Data records for software interfaces
---

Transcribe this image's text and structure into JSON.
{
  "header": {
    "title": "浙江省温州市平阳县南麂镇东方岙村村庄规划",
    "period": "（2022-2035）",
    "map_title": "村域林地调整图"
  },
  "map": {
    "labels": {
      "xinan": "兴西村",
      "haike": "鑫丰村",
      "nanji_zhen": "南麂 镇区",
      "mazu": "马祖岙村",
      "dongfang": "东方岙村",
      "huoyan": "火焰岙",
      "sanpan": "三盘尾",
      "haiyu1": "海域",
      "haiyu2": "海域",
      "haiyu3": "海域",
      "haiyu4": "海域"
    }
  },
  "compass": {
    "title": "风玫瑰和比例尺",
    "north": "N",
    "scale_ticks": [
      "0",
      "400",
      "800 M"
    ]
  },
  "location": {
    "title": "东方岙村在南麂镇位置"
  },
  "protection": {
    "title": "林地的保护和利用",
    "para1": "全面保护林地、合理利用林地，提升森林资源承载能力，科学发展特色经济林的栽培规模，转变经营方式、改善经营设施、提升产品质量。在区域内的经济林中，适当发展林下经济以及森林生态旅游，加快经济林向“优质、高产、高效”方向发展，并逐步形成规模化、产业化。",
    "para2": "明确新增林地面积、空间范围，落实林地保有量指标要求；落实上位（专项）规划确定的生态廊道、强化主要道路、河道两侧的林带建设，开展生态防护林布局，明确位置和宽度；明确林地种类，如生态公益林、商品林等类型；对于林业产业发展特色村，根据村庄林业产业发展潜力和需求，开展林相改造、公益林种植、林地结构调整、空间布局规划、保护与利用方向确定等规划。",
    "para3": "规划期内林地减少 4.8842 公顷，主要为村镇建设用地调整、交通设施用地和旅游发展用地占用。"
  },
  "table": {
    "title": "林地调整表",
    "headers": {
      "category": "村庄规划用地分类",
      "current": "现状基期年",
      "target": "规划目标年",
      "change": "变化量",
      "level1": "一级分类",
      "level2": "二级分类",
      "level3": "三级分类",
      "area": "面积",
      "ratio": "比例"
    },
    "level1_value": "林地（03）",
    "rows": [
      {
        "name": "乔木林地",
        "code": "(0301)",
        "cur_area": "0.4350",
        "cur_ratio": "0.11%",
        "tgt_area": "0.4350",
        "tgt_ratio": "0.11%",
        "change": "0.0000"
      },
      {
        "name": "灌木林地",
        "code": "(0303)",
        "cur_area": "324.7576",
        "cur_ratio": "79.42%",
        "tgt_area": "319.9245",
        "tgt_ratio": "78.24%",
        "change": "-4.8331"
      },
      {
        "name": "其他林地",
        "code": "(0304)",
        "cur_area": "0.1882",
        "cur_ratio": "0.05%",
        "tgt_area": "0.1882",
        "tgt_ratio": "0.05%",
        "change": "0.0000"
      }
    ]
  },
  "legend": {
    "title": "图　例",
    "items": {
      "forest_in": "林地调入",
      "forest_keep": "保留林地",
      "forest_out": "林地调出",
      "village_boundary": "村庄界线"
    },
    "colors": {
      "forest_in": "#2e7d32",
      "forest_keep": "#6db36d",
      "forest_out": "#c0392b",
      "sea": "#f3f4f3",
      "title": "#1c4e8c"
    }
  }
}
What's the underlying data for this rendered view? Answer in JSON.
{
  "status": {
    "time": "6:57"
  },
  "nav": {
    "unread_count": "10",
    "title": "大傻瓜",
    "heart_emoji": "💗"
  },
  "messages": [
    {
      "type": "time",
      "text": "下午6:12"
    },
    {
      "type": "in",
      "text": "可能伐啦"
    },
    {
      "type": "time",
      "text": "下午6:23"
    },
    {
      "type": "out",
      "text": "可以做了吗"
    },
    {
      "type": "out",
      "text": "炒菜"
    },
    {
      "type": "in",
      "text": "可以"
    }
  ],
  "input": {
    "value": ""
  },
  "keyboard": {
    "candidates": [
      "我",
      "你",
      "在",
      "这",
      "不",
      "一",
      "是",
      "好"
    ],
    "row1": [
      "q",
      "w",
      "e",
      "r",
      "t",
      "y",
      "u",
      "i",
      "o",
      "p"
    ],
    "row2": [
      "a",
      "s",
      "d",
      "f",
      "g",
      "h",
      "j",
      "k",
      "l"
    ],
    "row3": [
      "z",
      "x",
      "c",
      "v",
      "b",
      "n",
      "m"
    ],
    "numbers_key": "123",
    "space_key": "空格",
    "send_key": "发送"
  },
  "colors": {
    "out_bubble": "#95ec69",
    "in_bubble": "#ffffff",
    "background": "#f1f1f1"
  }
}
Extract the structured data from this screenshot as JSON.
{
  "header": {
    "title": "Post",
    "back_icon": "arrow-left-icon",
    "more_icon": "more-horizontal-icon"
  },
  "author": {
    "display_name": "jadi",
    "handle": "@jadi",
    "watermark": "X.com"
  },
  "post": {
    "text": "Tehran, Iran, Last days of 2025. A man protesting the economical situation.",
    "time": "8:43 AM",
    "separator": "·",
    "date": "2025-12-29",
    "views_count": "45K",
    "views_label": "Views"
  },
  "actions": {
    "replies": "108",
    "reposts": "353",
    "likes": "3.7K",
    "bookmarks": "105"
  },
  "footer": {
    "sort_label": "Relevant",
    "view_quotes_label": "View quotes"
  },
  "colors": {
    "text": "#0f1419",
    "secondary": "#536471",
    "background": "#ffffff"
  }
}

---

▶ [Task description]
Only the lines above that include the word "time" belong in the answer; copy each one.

▶ [Your response]
    "time": "6:57"
      "type": "time",
      "type": "time",
    "time": "8:43 AM",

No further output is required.